» **Component data from apps and pages**:
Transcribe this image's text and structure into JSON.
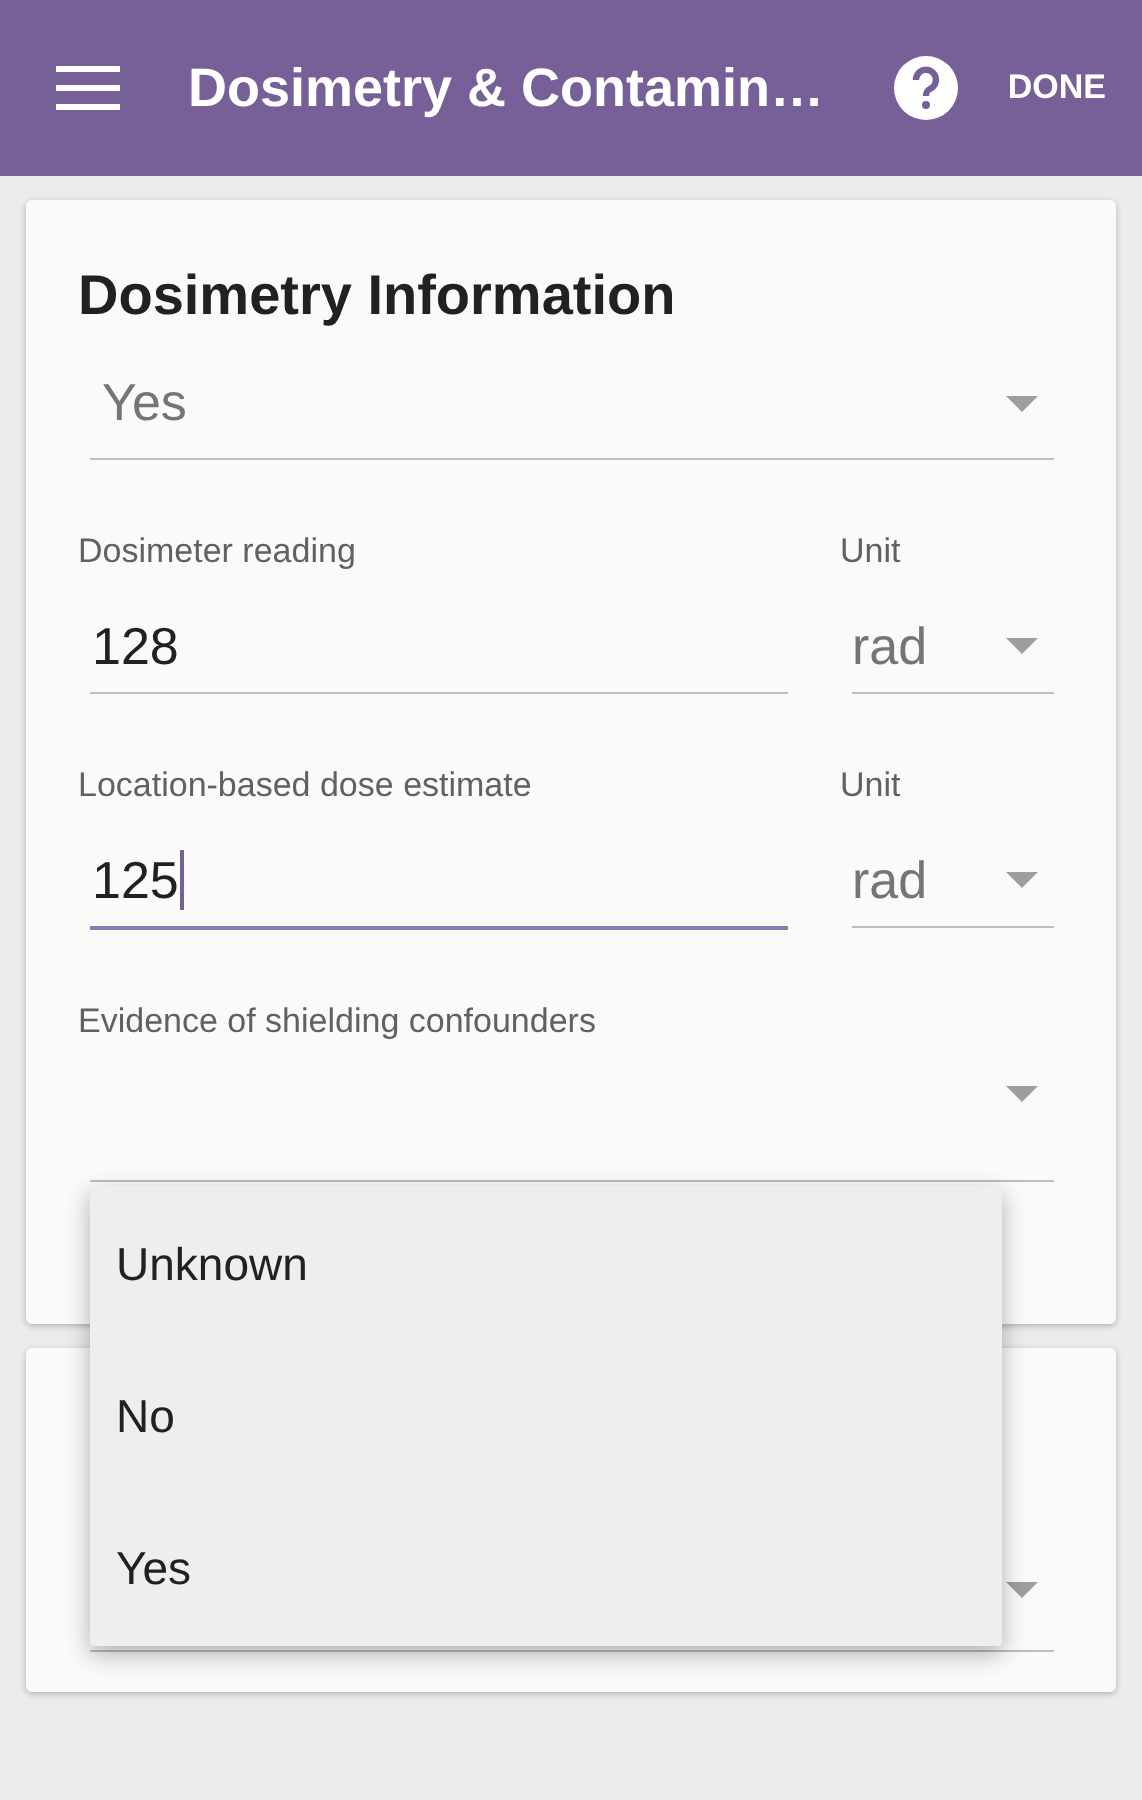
{
  "app_bar": {
    "title": "Dosimetry & Contamin…",
    "action": "DONE"
  },
  "card": {
    "title": "Dosimetry Information",
    "select_value": "Yes",
    "rows": [
      {
        "label": "Dosimeter reading",
        "value": "128",
        "focused": false,
        "unit_label": "Unit",
        "unit": "rad"
      },
      {
        "label": "Location-based dose estimate",
        "value": "125",
        "focused": true,
        "unit_label": "Unit",
        "unit": "rad"
      }
    ],
    "shielding_label": "Evidence of shielding confounders"
  },
  "menu": {
    "options": [
      "Unknown",
      "No",
      "Yes"
    ]
  }
}
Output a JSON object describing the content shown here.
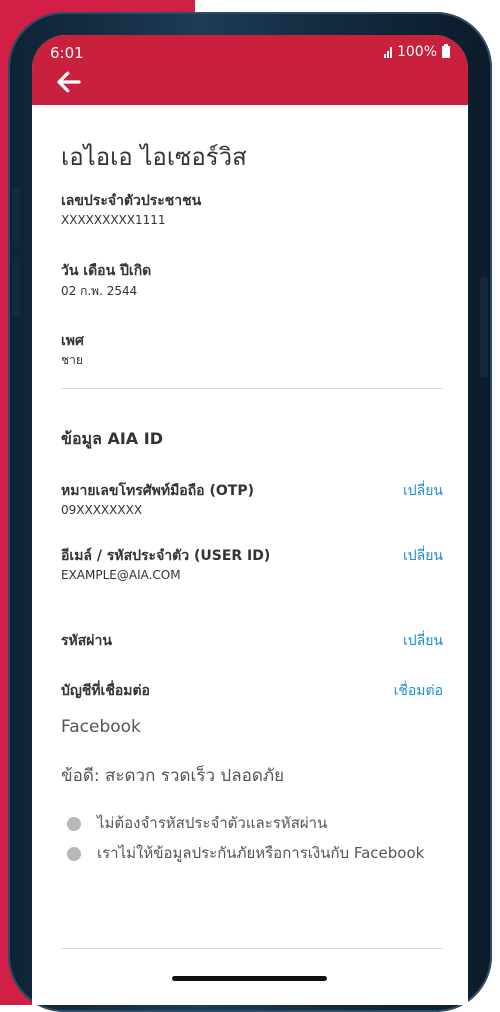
{
  "status_bar": {
    "time": "6:01",
    "battery": "100%"
  },
  "profile": {
    "name": "เอไอเอ ไอเซอร์วิส",
    "citizen_id_label": "เลขประจำตัวประชาชน",
    "citizen_id_value": "XXXXXXXXX1111",
    "dob_label": "วัน เดือน ปีเกิด",
    "dob_value": "02 ก.พ. 2544",
    "gender_label": "เพศ",
    "gender_value": "ชาย"
  },
  "aia_id": {
    "section_title": "ข้อมูล AIA ID",
    "phone_label": "หมายเลขโทรศัพท์มือถือ (OTP)",
    "phone_value": "09XXXXXXXX",
    "phone_action": "เปลี่ยน",
    "email_label": "อีเมล์ / รหัสประจำตัว (USER ID)",
    "email_value": "EXAMPLE@AIA.COM",
    "email_action": "เปลี่ยน",
    "password_label": "รหัสผ่าน",
    "password_action": "เปลี่ยน",
    "linked_label": "บัญชีที่เชื่อมต่อ",
    "linked_action": "เชื่อมต่อ",
    "linked_service": "Facebook",
    "benefits_title": "ข้อดี: สะดวก รวดเร็ว ปลอดภัย",
    "benefits": [
      "ไม่ต้องจำรหัสประจำตัวและรหัสผ่าน",
      "เราไม่ให้ข้อมูลประกันภัยหรือการเงินกับ Facebook"
    ]
  },
  "colors": {
    "brand_red": "#c8203d",
    "link_blue": "#1b8ed6"
  },
  "icons": {
    "back": "arrow-left-icon",
    "signal": "signal-icon",
    "battery": "battery-icon"
  }
}
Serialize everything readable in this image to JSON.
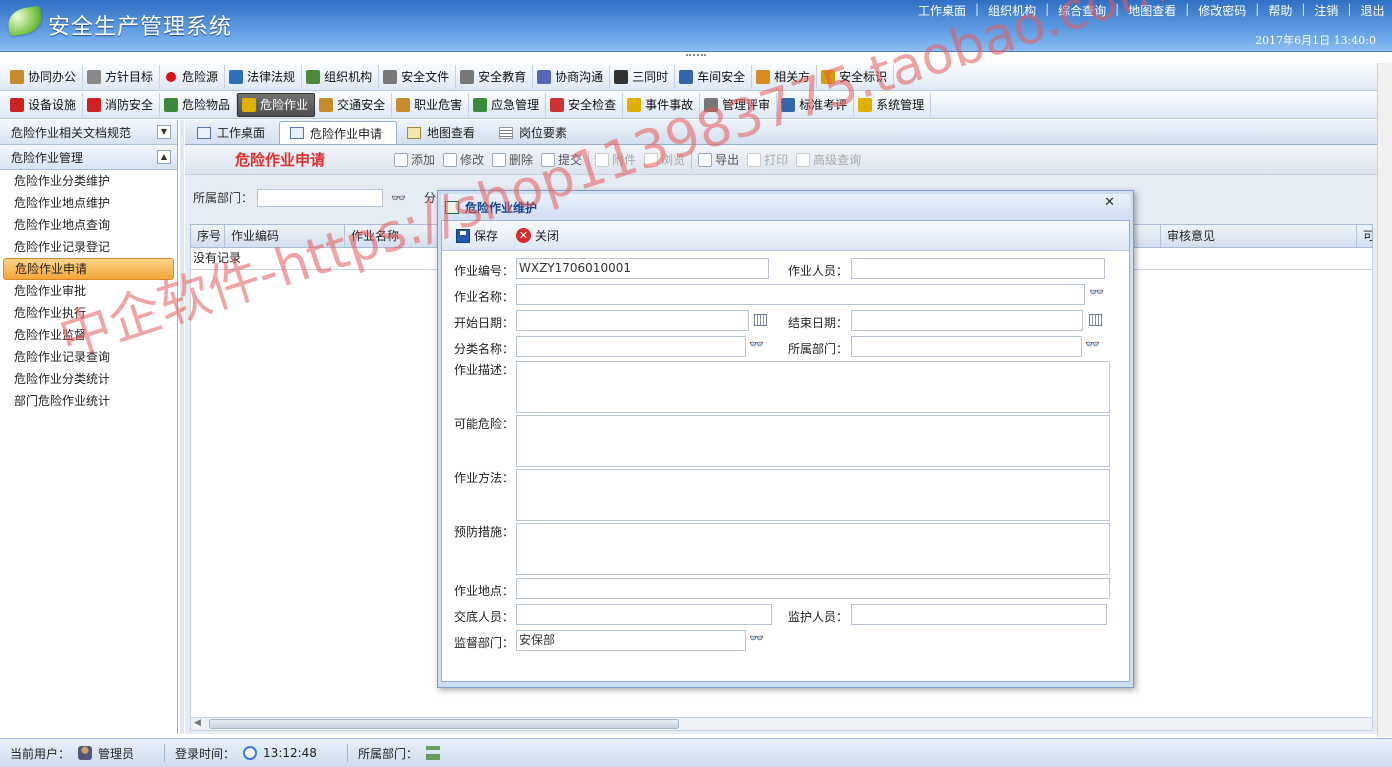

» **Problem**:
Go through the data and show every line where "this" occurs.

» **Worked solution**:
Transcribe this image's text and structure into JSON.
Serialize everything readable in this image to JSON.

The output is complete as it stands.